Michael Giamber, chair of the citizen manager search committee, said the possibility of a government change may discourage some from applying.
“It’s just an awkward time to be doing it,” Giamber said.
The manager job could switch from an appointed post to an elected post under one suggested home rule change. The top manager job would be eliminated entirely if the county went back to a system where three elected commissioners oversee daily operations.
However, such changes would not be immediate. Voters first must agree to create a new government study commission, which would have up to 18 months to decide if change is warranted and, if so, what new government option should be presented to voters for their consideration, the law says.
County Councilman Kathy Dobash told her county council colleagues she plans to introduce an ordinance placing a question on the election ballot asking county voters if they want to form a new government study commission. She originally wanted to place the question on the April 26 primary ballot but is now proposing it for the November general election, according to an email she sent to the council.
The proposal is scheduled for discussion at the Jan. 26 council meeting.
The manager search committee had discussed informing applicants, in the interest of full disclosure, of the possibility the home rule government could be changed after it marks its five-year anniversary next January. The council discussion about a ballot question may turn that possibility into a likelihood.
Giamber stressed he believes the home rule charter warrants tweaking as soon as possible but questions whether an evaluation of the effectiveness of the entire county manager form of government should wait until a new manager has been on board for some time.
Robert Lawton, who resigned the end of 2015, was the only non-interim manager since home rule’s implementation and held the position for nearly four years.

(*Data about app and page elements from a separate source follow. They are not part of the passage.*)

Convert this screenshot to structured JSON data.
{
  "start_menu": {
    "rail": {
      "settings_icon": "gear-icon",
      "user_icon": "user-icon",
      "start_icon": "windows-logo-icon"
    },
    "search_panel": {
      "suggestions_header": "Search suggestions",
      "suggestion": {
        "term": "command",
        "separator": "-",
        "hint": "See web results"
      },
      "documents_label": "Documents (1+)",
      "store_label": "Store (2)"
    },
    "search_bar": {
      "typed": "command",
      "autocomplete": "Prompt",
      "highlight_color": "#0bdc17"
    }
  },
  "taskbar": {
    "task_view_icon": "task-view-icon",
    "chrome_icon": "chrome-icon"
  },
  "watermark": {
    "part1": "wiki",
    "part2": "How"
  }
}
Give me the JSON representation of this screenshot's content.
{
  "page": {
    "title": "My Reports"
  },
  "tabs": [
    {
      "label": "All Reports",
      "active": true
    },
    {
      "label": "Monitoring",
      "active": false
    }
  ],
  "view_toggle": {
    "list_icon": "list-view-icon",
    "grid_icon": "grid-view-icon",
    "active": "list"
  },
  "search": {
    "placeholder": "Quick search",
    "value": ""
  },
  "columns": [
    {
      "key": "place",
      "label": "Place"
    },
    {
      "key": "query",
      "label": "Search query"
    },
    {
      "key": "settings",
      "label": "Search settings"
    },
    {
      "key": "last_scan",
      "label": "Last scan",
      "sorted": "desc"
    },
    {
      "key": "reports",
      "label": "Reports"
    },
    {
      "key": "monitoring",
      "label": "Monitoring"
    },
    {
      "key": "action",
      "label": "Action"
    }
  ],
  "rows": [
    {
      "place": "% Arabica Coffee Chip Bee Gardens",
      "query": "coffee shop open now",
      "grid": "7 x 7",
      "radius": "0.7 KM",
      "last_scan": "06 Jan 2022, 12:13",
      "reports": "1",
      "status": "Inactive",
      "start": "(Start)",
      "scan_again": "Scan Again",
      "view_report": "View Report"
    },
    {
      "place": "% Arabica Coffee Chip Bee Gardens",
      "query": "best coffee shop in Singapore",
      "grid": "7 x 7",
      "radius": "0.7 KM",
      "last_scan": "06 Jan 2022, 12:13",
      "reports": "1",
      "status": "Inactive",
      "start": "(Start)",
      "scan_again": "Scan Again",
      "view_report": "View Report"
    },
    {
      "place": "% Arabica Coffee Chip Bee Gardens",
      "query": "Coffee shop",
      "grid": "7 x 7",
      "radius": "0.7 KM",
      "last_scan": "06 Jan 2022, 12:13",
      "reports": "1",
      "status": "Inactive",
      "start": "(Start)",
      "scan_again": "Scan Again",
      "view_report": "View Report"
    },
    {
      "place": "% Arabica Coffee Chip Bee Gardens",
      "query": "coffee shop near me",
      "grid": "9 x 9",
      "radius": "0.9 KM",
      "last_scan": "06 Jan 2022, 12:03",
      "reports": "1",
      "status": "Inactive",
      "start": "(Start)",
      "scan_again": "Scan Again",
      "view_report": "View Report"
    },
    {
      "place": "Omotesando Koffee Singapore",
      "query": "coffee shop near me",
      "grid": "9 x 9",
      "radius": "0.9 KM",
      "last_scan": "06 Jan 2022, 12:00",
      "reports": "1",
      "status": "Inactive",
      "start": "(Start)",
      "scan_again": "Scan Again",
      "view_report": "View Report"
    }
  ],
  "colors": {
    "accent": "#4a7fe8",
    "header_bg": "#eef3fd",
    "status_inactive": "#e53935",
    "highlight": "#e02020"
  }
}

The county received 72 applications for the manager position when Lawton was selected.
The application process will be more grueling this time because the committee is requiring applicants to provide more than resumes. Applicants must submit concrete examples or evidence of knowledge and skills required for the position, including experience with contracting, union agreements and turning around organizations.

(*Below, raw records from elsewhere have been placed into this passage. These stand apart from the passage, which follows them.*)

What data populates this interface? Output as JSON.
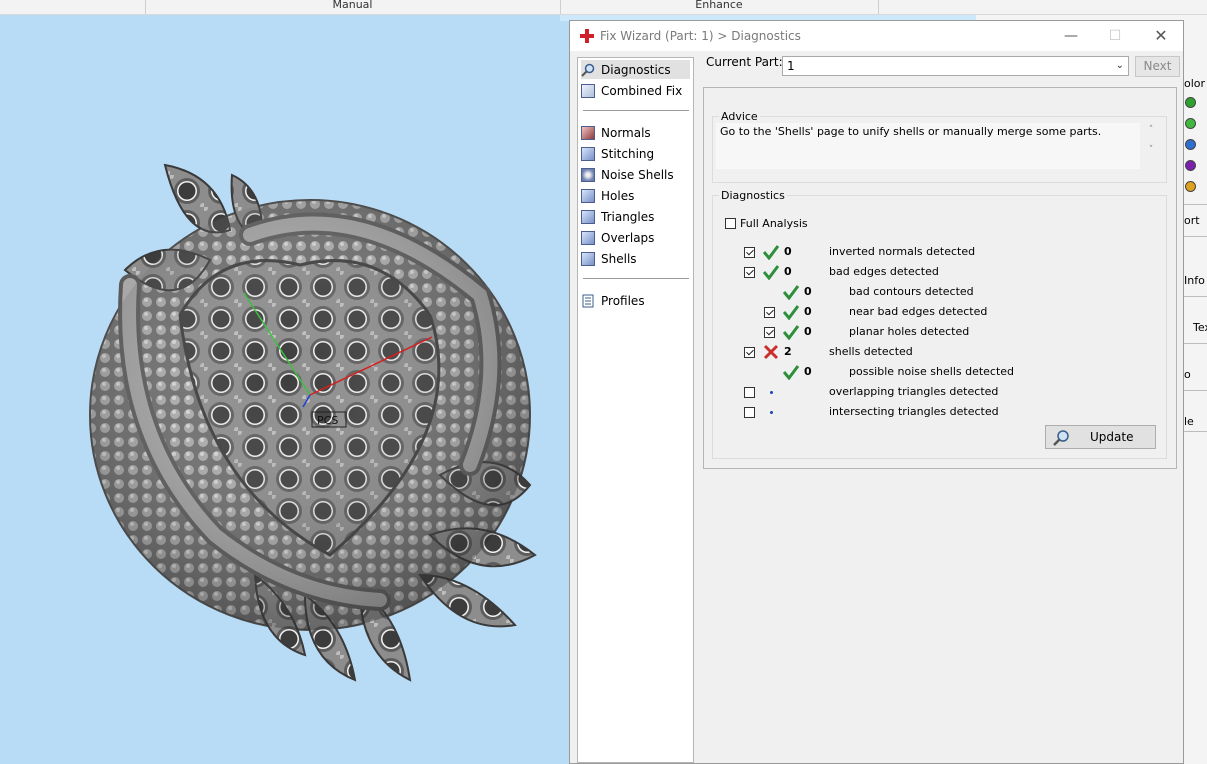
{
  "ribbon": {
    "groups": [
      "Manual",
      "Enhance"
    ]
  },
  "viewport": {
    "axis_label": "PCS",
    "background": "#b9dcf6"
  },
  "dialog": {
    "title": "Fix Wizard (Part: 1) > Diagnostics",
    "nav": {
      "top": [
        {
          "label": "Diagnostics",
          "icon": "magnifier-icon",
          "selected": true
        },
        {
          "label": "Combined Fix",
          "icon": "combined-fix-icon"
        }
      ],
      "pages": [
        {
          "label": "Normals",
          "icon": "normals-icon"
        },
        {
          "label": "Stitching",
          "icon": "stitching-icon"
        },
        {
          "label": "Noise Shells",
          "icon": "noise-shells-icon"
        },
        {
          "label": "Holes",
          "icon": "holes-icon"
        },
        {
          "label": "Triangles",
          "icon": "triangles-icon"
        },
        {
          "label": "Overlaps",
          "icon": "overlaps-icon"
        },
        {
          "label": "Shells",
          "icon": "shells-icon"
        }
      ],
      "bottom": [
        {
          "label": "Profiles",
          "icon": "profiles-icon"
        }
      ]
    },
    "current_part_label": "Current Part:",
    "current_part_value": "1",
    "next_label": "Next",
    "advice": {
      "title": "Advice",
      "text": "Go to the 'Shells' page to unify shells or manually merge some parts."
    },
    "diagnostics": {
      "title": "Diagnostics",
      "full_analysis_label": "Full Analysis",
      "full_analysis_checked": false,
      "rows": [
        {
          "checkbox": true,
          "checked": true,
          "status": "ok",
          "count": "0",
          "label": "inverted normals detected",
          "indent": 0
        },
        {
          "checkbox": true,
          "checked": true,
          "status": "ok",
          "count": "0",
          "label": "bad edges detected",
          "indent": 0
        },
        {
          "checkbox": false,
          "checked": false,
          "status": "ok",
          "count": "0",
          "label": "bad contours detected",
          "indent": 1
        },
        {
          "checkbox": true,
          "checked": true,
          "status": "ok",
          "count": "0",
          "label": "near bad edges detected",
          "indent": 1
        },
        {
          "checkbox": true,
          "checked": true,
          "status": "ok",
          "count": "0",
          "label": "planar holes detected",
          "indent": 1
        },
        {
          "checkbox": true,
          "checked": true,
          "status": "fail",
          "count": "2",
          "label": "shells detected",
          "indent": 0
        },
        {
          "checkbox": false,
          "checked": false,
          "status": "ok",
          "count": "0",
          "label": "possible noise shells detected",
          "indent": 1
        },
        {
          "checkbox": true,
          "checked": false,
          "status": "none",
          "count": "",
          "label": "overlapping triangles detected",
          "indent": 0
        },
        {
          "checkbox": true,
          "checked": false,
          "status": "none",
          "count": "",
          "label": "intersecting triangles detected",
          "indent": 0
        }
      ],
      "update_label": "Update"
    }
  },
  "right_panel": {
    "items": [
      "olor",
      "ort",
      "Info",
      "Tex",
      "o",
      "le"
    ],
    "dot_colors": [
      "#2ea12e",
      "#3fb83f",
      "#2e6fd0",
      "#7b1fb0",
      "#e0a020"
    ]
  },
  "colors": {
    "ok": "#2c8f3c",
    "fail": "#c9302c",
    "accent": "#1a45b8"
  }
}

The search committee members — who also include Carmen Ambrosino, Gene A. Camoni and Gerard O’Donnell — agreed this supplemental information was needed to thoroughly evaluate applicants, even if the additional burden prevents some from applying.

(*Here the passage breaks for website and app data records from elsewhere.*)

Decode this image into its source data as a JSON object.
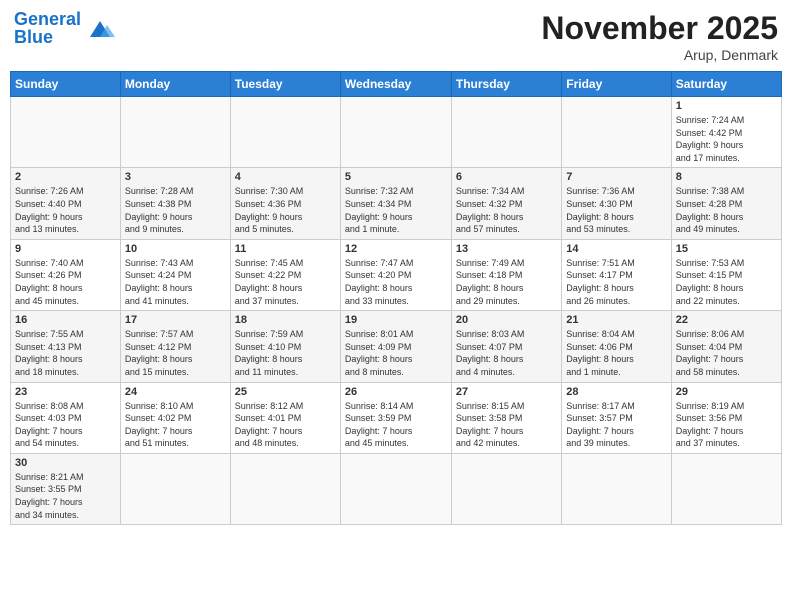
{
  "header": {
    "logo_text_general": "General",
    "logo_text_blue": "Blue",
    "title": "November 2025",
    "subtitle": "Arup, Denmark"
  },
  "weekdays": [
    "Sunday",
    "Monday",
    "Tuesday",
    "Wednesday",
    "Thursday",
    "Friday",
    "Saturday"
  ],
  "weeks": [
    [
      {
        "num": "",
        "info": ""
      },
      {
        "num": "",
        "info": ""
      },
      {
        "num": "",
        "info": ""
      },
      {
        "num": "",
        "info": ""
      },
      {
        "num": "",
        "info": ""
      },
      {
        "num": "",
        "info": ""
      },
      {
        "num": "1",
        "info": "Sunrise: 7:24 AM\nSunset: 4:42 PM\nDaylight: 9 hours\nand 17 minutes."
      }
    ],
    [
      {
        "num": "2",
        "info": "Sunrise: 7:26 AM\nSunset: 4:40 PM\nDaylight: 9 hours\nand 13 minutes."
      },
      {
        "num": "3",
        "info": "Sunrise: 7:28 AM\nSunset: 4:38 PM\nDaylight: 9 hours\nand 9 minutes."
      },
      {
        "num": "4",
        "info": "Sunrise: 7:30 AM\nSunset: 4:36 PM\nDaylight: 9 hours\nand 5 minutes."
      },
      {
        "num": "5",
        "info": "Sunrise: 7:32 AM\nSunset: 4:34 PM\nDaylight: 9 hours\nand 1 minute."
      },
      {
        "num": "6",
        "info": "Sunrise: 7:34 AM\nSunset: 4:32 PM\nDaylight: 8 hours\nand 57 minutes."
      },
      {
        "num": "7",
        "info": "Sunrise: 7:36 AM\nSunset: 4:30 PM\nDaylight: 8 hours\nand 53 minutes."
      },
      {
        "num": "8",
        "info": "Sunrise: 7:38 AM\nSunset: 4:28 PM\nDaylight: 8 hours\nand 49 minutes."
      }
    ],
    [
      {
        "num": "9",
        "info": "Sunrise: 7:40 AM\nSunset: 4:26 PM\nDaylight: 8 hours\nand 45 minutes."
      },
      {
        "num": "10",
        "info": "Sunrise: 7:43 AM\nSunset: 4:24 PM\nDaylight: 8 hours\nand 41 minutes."
      },
      {
        "num": "11",
        "info": "Sunrise: 7:45 AM\nSunset: 4:22 PM\nDaylight: 8 hours\nand 37 minutes."
      },
      {
        "num": "12",
        "info": "Sunrise: 7:47 AM\nSunset: 4:20 PM\nDaylight: 8 hours\nand 33 minutes."
      },
      {
        "num": "13",
        "info": "Sunrise: 7:49 AM\nSunset: 4:18 PM\nDaylight: 8 hours\nand 29 minutes."
      },
      {
        "num": "14",
        "info": "Sunrise: 7:51 AM\nSunset: 4:17 PM\nDaylight: 8 hours\nand 26 minutes."
      },
      {
        "num": "15",
        "info": "Sunrise: 7:53 AM\nSunset: 4:15 PM\nDaylight: 8 hours\nand 22 minutes."
      }
    ],
    [
      {
        "num": "16",
        "info": "Sunrise: 7:55 AM\nSunset: 4:13 PM\nDaylight: 8 hours\nand 18 minutes."
      },
      {
        "num": "17",
        "info": "Sunrise: 7:57 AM\nSunset: 4:12 PM\nDaylight: 8 hours\nand 15 minutes."
      },
      {
        "num": "18",
        "info": "Sunrise: 7:59 AM\nSunset: 4:10 PM\nDaylight: 8 hours\nand 11 minutes."
      },
      {
        "num": "19",
        "info": "Sunrise: 8:01 AM\nSunset: 4:09 PM\nDaylight: 8 hours\nand 8 minutes."
      },
      {
        "num": "20",
        "info": "Sunrise: 8:03 AM\nSunset: 4:07 PM\nDaylight: 8 hours\nand 4 minutes."
      },
      {
        "num": "21",
        "info": "Sunrise: 8:04 AM\nSunset: 4:06 PM\nDaylight: 8 hours\nand 1 minute."
      },
      {
        "num": "22",
        "info": "Sunrise: 8:06 AM\nSunset: 4:04 PM\nDaylight: 7 hours\nand 58 minutes."
      }
    ],
    [
      {
        "num": "23",
        "info": "Sunrise: 8:08 AM\nSunset: 4:03 PM\nDaylight: 7 hours\nand 54 minutes."
      },
      {
        "num": "24",
        "info": "Sunrise: 8:10 AM\nSunset: 4:02 PM\nDaylight: 7 hours\nand 51 minutes."
      },
      {
        "num": "25",
        "info": "Sunrise: 8:12 AM\nSunset: 4:01 PM\nDaylight: 7 hours\nand 48 minutes."
      },
      {
        "num": "26",
        "info": "Sunrise: 8:14 AM\nSunset: 3:59 PM\nDaylight: 7 hours\nand 45 minutes."
      },
      {
        "num": "27",
        "info": "Sunrise: 8:15 AM\nSunset: 3:58 PM\nDaylight: 7 hours\nand 42 minutes."
      },
      {
        "num": "28",
        "info": "Sunrise: 8:17 AM\nSunset: 3:57 PM\nDaylight: 7 hours\nand 39 minutes."
      },
      {
        "num": "29",
        "info": "Sunrise: 8:19 AM\nSunset: 3:56 PM\nDaylight: 7 hours\nand 37 minutes."
      }
    ],
    [
      {
        "num": "30",
        "info": "Sunrise: 8:21 AM\nSunset: 3:55 PM\nDaylight: 7 hours\nand 34 minutes."
      },
      {
        "num": "",
        "info": ""
      },
      {
        "num": "",
        "info": ""
      },
      {
        "num": "",
        "info": ""
      },
      {
        "num": "",
        "info": ""
      },
      {
        "num": "",
        "info": ""
      },
      {
        "num": "",
        "info": ""
      }
    ]
  ]
}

The committee, which will meet Tuesday, also is considering a residency requirement that says applicants must be willing to reside in the county within six months of their hiring. The manager position will be publicly advertised after the committee briefs the council on its plan at the Jan. 26 council meeting.